To meet those expedited requirements, Hanneman and Wilson limited the Amazon product line to two color combinations they could back-stock, instead of the broader color palette they offered on their own site and on Etsy.
“If you want to expand and work with different online partners, you have to be flexible enough to work within their various models,” Hanneman said.
Fulfillment processes vary, as well.
“A few websites, like Amazon and Etsy, auto-import orders to ShipStation. With Wayfair and Overstock.com, we have to manually enter orders,” Hanneman said. “You have to manage all of the accounts differently, and it’s important to set up a process to do so — right down to what additional materials you’re allowed to enclose in your packages.”
As they broadened their market presence, Hanneman and Wilson also took the time to re-examine their own business strategies. They determined that to effectively and profitably scale they needed to offer a more agile delivery option than their flagship, made-to-order products allowed.
From Hand Assembled to DIY
“Our furniture has been popular from the beginning. But, because it’s hand assembled here, it doesn’t have great margins,” Wilson explained. “We’ve also had customers want to remove, wash or change out the fabric, which they couldn’t do because everything is stapled down before the furniture is shipped. So, we were missing an opportunity to sell additional hammocks or other add-ons to current customers.”
Wilson’s solution? A new, modular, “assemble it yourself” line that gives customers the flexibility to change out fabrics or add items down the road.
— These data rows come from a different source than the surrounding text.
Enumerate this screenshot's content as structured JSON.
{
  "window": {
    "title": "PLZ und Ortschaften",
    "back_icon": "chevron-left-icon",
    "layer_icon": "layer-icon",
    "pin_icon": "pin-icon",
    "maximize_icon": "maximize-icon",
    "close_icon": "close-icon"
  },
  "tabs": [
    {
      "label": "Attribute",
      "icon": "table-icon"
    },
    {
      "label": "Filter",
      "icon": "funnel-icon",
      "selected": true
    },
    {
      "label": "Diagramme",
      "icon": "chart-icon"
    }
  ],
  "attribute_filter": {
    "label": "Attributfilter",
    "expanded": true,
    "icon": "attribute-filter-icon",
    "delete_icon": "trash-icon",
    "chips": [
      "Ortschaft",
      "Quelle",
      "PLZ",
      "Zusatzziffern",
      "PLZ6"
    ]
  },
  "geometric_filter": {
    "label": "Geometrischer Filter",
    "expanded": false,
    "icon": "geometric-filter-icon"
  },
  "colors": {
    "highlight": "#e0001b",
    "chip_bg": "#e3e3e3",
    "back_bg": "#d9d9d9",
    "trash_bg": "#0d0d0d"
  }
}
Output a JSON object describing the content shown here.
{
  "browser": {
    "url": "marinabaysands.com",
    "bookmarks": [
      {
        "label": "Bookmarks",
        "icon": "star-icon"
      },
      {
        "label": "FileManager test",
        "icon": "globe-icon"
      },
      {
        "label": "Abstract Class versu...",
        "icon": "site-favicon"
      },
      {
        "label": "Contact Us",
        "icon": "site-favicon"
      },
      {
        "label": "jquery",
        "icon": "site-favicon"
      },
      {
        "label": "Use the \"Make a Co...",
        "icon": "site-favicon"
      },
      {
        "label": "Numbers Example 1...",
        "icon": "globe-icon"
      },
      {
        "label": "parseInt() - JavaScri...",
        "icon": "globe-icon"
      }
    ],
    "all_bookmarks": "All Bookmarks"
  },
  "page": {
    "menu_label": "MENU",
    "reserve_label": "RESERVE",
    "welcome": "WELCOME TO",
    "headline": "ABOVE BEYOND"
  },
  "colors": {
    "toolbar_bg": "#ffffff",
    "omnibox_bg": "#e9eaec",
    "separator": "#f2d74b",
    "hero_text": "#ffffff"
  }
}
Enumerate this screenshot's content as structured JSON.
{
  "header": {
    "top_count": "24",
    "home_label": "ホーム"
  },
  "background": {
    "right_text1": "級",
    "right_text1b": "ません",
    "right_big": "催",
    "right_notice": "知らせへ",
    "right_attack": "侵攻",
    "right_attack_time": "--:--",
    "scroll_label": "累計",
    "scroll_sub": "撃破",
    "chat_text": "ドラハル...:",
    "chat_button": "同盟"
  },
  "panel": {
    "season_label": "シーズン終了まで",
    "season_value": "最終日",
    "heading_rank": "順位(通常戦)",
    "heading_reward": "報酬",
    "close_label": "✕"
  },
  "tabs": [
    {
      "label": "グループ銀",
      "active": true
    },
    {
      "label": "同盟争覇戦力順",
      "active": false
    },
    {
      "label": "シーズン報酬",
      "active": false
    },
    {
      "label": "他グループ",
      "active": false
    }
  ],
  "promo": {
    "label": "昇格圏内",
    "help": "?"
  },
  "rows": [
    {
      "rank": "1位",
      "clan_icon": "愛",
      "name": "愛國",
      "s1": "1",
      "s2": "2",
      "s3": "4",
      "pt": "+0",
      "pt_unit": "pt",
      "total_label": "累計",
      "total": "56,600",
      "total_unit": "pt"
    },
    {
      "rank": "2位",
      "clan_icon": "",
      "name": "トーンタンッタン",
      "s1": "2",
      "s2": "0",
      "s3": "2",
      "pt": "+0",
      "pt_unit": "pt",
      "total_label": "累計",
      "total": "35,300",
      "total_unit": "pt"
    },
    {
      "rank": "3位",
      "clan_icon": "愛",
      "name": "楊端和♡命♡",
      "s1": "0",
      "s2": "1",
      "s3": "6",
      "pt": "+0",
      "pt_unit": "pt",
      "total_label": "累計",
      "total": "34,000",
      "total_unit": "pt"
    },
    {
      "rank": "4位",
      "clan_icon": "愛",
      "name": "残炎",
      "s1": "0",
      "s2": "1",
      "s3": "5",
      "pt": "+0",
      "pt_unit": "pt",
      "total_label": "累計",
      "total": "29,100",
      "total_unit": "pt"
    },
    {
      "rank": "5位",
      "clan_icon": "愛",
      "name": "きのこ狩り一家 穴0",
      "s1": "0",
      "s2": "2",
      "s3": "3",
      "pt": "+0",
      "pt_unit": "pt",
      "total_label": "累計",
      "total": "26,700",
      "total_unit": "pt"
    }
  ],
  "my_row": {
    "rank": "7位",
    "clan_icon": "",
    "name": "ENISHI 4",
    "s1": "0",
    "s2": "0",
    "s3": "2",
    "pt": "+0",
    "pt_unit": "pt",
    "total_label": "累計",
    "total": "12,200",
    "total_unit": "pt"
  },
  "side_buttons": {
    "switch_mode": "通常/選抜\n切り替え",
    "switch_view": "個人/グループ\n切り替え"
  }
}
To be successful, Wilson knew that it had to be fast and easy for customers of all skill levels to put together.
“I created and patented a process that uses grommets to fasten together the wooden parts of the furniture,” Wilson said. “It works a lot like a connector set, so almost anyone can put it together without a problem.”
This new line benefits CatastrophiCreations beyond meeting the fast shipping requirements of some online marketplaces.
“Although we’ll keep our hand-assembled line, our assemble it yourself version gives us a way to expand into retail,” Wilson said. “It also gives us the option of starting a subscription service, where a customer can get hammocks in seasonal colors or different add-ons, like planters or other items. All of that gives us additional opportunities for sales and keeps us connected with our customers.”
To Wilson, it’s critical for a company to evolve as it grows, no matter how popular the initial product is.
“You have to look at margins and logistics and the market. If you want to go from a small company to a bigger, more successful company, you have to take care of what’s holding you back from where you want to go,” he said.
For Hanneman and Wilson, that means spending a lot of time researching, learning and exploring the possibilities.
“We are always looking ahead, thinking about where we want to go and what we need to do to get there,” Hanneman said. “Then, we figure things out as we go along. It’s a lot of work, but it is so worth it. That’s the only way to keep going and growing.”
CatastrophiCreations’ Tips for Market Expansion
- Feature your products on a variety of online marketplaces that cater to different kinds of consumers.
- Understand that each site has different requirements, different means of order entry and fulfillment models — and you have to adjust to them.
- Make sure you set up documented processes for each online site, including what instructions or marketing materials you’re allowed to include in the packages. Then, make sure your staff is trained on all of the differences.
- Adjust pricing for free shipping and other site requirements that may erode margins.
- Sell a limited assortment early on, so you can meet fulfillment deadlines without excess inventory.
- Continually evolve your product line and operation as your business grows.
- Since many marketplaces don’t allow you to drive traffic to your site, ramp up your social media efforts to stay connected with your expanded customer base.
Source: FedEx Small Business Center, https://smallbusiness.fedex.com/tips-for-market-expansion.html